**Prompt**
Below are the records; work out how many lines among them contain "time", and write nothing besides that number.

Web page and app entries
----------------
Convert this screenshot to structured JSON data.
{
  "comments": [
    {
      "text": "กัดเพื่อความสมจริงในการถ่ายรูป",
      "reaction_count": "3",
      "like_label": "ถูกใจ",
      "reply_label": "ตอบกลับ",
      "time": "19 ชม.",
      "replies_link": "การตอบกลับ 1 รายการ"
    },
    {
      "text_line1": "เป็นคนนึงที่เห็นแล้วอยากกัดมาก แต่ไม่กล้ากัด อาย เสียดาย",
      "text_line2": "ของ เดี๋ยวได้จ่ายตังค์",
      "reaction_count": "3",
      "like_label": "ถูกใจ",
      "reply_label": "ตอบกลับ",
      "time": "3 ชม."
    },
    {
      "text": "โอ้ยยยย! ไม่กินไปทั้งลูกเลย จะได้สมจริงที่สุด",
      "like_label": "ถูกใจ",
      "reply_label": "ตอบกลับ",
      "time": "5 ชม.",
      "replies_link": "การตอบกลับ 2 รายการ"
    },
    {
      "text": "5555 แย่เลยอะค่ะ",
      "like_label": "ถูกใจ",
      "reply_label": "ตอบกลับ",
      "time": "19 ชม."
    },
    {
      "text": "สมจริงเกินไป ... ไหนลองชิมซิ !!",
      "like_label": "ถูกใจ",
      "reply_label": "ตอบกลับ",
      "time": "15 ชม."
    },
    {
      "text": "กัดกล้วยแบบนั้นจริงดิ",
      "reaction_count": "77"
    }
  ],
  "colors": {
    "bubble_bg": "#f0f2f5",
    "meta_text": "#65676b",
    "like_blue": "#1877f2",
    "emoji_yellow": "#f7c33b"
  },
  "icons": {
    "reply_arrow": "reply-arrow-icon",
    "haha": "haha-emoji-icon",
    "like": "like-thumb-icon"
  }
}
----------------
**Response**
5